Thanks for supplying us with this vital information on credit scores. We have been subject to a three digit number

Posted by Harry F. D'Elia III, Investor , Mentor, GRI, Radio, CIPS, REOs, ABR (RentVest) over 11 years ago

Thanks for bringing this to light.  I didn't realize that the people that were able to get their loan modified would take such a huge hit on their score!  Seems like the loan modification hits them just as hard as a short sale...

Chanda panda

Posted by Chanda Barrick, in referral (Keller Williams Indy Metro Northeast) over 11 years ago

I was curious of the impact of this on a consumers credit score.  All things considered, if this actually helps keep them in their home and avoid a foreclosure, the 100 points are a pretty good tradeoff.


Ryan Minick

Posted by Ryan Minick, The 2 Mortgage Guys (LeaderOne Financial Corporation) over 11 years ago

Esko, how do they take a hit on the credit score if they do not go late on the mortgage payment.  Are they attaching a code to indicate that a loan modification has taken place???

Posted by George Souto, Your Connecticut Mortgage Expert (George Souto NMLS #65149 FHA, CHFA, VA Mortgages) over 11 years ago


As to recovering the lost points, FICO scoring model may not even have it figured out yet.

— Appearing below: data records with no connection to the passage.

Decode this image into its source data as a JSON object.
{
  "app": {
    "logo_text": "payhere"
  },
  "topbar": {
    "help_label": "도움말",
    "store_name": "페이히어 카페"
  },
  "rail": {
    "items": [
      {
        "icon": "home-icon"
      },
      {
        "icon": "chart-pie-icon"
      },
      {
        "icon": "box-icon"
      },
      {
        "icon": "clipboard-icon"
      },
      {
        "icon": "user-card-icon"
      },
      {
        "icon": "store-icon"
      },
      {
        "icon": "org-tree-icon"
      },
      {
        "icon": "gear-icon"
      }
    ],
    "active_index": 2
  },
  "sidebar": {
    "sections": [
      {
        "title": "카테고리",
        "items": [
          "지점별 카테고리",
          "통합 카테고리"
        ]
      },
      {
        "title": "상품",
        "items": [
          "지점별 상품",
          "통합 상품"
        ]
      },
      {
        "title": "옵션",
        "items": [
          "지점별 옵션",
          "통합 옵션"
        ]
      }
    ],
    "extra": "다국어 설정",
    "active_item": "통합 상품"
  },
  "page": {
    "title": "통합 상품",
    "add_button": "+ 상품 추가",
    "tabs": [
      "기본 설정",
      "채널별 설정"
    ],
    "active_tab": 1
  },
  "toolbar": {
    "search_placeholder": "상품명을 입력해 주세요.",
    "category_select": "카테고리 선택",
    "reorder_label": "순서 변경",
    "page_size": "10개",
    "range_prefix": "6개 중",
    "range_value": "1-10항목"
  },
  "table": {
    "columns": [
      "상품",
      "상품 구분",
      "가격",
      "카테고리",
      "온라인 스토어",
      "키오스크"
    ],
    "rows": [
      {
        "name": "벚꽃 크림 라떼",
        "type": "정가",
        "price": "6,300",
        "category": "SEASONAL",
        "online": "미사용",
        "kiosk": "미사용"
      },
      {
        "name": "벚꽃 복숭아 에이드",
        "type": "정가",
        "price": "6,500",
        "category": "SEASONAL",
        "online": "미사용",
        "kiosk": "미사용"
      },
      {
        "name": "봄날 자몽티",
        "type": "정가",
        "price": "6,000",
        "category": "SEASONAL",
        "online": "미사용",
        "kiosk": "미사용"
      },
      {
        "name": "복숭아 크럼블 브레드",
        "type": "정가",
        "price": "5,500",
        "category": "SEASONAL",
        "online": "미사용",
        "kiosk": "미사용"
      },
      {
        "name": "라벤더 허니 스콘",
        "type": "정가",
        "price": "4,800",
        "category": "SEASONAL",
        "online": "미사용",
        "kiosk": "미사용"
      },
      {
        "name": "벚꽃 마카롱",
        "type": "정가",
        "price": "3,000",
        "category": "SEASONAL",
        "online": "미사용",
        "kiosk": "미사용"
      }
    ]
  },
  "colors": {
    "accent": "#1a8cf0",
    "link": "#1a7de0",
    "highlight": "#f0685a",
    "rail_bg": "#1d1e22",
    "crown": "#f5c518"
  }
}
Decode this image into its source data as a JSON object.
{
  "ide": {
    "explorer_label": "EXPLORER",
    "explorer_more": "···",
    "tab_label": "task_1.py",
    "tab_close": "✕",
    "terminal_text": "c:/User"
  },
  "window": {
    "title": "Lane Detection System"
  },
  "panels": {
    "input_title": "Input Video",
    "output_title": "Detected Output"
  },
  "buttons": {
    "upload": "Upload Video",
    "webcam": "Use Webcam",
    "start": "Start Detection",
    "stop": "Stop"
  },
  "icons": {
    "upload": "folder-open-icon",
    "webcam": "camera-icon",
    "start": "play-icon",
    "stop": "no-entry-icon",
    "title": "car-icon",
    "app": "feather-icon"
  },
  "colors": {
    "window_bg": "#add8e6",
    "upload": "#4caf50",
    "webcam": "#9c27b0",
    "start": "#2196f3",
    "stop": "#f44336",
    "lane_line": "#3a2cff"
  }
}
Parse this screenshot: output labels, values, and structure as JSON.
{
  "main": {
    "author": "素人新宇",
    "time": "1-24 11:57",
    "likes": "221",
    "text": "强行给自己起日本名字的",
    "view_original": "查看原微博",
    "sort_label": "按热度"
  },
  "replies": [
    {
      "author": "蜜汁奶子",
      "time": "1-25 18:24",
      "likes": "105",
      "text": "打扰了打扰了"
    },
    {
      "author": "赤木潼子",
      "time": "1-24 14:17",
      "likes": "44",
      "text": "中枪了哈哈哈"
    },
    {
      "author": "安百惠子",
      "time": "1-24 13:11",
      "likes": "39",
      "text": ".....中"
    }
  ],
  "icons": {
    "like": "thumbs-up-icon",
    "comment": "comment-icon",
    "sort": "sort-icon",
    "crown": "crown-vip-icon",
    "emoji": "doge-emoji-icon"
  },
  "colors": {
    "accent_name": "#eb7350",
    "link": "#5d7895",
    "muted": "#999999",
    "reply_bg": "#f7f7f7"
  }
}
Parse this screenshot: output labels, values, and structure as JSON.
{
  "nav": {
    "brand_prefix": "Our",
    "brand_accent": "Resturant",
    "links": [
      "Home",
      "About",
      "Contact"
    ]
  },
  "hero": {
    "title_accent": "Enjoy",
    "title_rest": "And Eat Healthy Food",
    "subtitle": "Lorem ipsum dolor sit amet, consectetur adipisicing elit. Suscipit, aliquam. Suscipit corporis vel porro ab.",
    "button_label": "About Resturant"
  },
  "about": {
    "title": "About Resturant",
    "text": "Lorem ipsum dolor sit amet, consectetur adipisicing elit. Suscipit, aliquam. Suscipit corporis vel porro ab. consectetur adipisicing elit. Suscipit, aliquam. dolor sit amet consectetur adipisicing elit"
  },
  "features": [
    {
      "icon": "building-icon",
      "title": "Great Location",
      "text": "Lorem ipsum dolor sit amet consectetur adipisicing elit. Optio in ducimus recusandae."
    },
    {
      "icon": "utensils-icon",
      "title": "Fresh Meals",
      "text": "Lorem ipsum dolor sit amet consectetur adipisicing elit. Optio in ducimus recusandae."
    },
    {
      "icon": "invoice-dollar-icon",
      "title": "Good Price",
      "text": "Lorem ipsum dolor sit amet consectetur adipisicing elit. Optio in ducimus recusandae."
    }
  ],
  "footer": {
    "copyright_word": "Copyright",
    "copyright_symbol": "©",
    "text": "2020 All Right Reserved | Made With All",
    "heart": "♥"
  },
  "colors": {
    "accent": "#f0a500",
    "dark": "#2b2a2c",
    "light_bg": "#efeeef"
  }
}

Good question.

Posted by Esko Kiuru over 11 years ago


Consumers generally not being aware of it is a problem.

Posted by Esko Kiuru over 11 years ago


Spreading the word about this is important.

Posted by Esko Kiuru over 11 years ago


Thanks for coming by. Hope everything is well over there.

Posted by Esko Kiuru over 11 years ago


Dropping is reasonable since the original loan terms were modified, but by how much can be debated.

Posted by Esko Kiuru over 11 years ago


Everyone considering a loan mod ought to be aware of this possibility.

Posted by Esko Kiuru over 11 years ago


A hit over 100 points seems excessive.

Posted by Esko Kiuru over 11 years ago


That's one way to look at it.

Posted by Esko Kiuru over 11 years ago


The lender will report the modification to FICO and its scoring model takes over from there.

Posted by Esko Kiuru over 11 years ago


George's comment highlights an issue.  I hear loan modification "specialists" telling prospective "customers" that since they aren't going to be late on payments, it won't affect their credit score.  You're right.  It's not true.

Mike in Tucson

Posted by Mike Jones, Mike Jones NMLS 223495 (SUNSTREET MORTGAGE, LLC (BK-0907366, NMLS 145171) ) over 11 years ago


If banks report their loan modifications, and many seem to be doing so, to FICO, it'll affect the borrower's score, often negatively.

Posted by Esko Kiuru over 11 years ago